Some 1,400 Afghan ethnographic and archaeological objects, preserved since 1999 at the Afghanistan Museum-in-Exile (Bubendorf, Switzerland) under the aegis of UNESCO, were repatriated to the National Museum of Afghanistan in Kabul on 16 March 2007. See the Press Release and the Photo Gallery.

  • December 2006: The Getty Museum of Los Angeles agrees to return art items to Greece.

The Getty agreed to return a gold wreath and a marble statue of a kore (a standing young woman). In August 2006, following an amicable agreement, the Getty also returned a sixth century BC Thasian relief and a fourth century BC Boeotian stele to Greece. In response to accusations against its acquisition policy, the Getty announced a stricter policy with guidelines for bringing the Institution’s procedures into line with the principles of the 1970 UNESCO Convention.

  • September 2006: The Boston Museum of Fine Arts agrees to return art items to Italy

The Boston Museum of Fine Arts reached an amicable agreement with Italy over the return of 13 items, which included a marble statue of the Empress Sabina, dating from 136 AD, and some ancient vases.

  • September 2006: Return of a Parthenon fragment from Germany to Greece

Through an amicable consensus, the University of Heidelberg (Germany) returned a small piece of marble portraying a man’s foot to the Greek Ministry of Culture. This is the first fragment from the Parthenon sculptures to return to Greece since European collectors removed large sections from the building some 200 years ago.

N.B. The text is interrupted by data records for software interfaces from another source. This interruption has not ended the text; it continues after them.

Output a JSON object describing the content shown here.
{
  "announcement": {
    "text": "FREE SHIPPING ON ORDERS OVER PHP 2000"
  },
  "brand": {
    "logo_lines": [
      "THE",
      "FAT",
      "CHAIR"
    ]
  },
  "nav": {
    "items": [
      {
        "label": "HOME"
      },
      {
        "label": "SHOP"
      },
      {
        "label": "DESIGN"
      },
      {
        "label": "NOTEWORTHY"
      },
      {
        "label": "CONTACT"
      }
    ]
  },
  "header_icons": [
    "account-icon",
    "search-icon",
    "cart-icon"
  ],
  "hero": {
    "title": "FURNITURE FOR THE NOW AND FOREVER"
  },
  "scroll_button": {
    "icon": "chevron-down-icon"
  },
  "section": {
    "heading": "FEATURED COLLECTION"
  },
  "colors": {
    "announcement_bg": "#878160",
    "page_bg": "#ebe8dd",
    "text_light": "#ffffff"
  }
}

  • February 2006: Agreement for restitution of the Euphronios crater from the Metropolitan Museum of Art (USA) to Italy

Reversing its long-standing position, the Met decided to return a 2,500-year-old Greek vase that was considered to be one of the world’s finest. This antique crater, made by the Greek painter Euphronios, was returned to Italy in January 2008.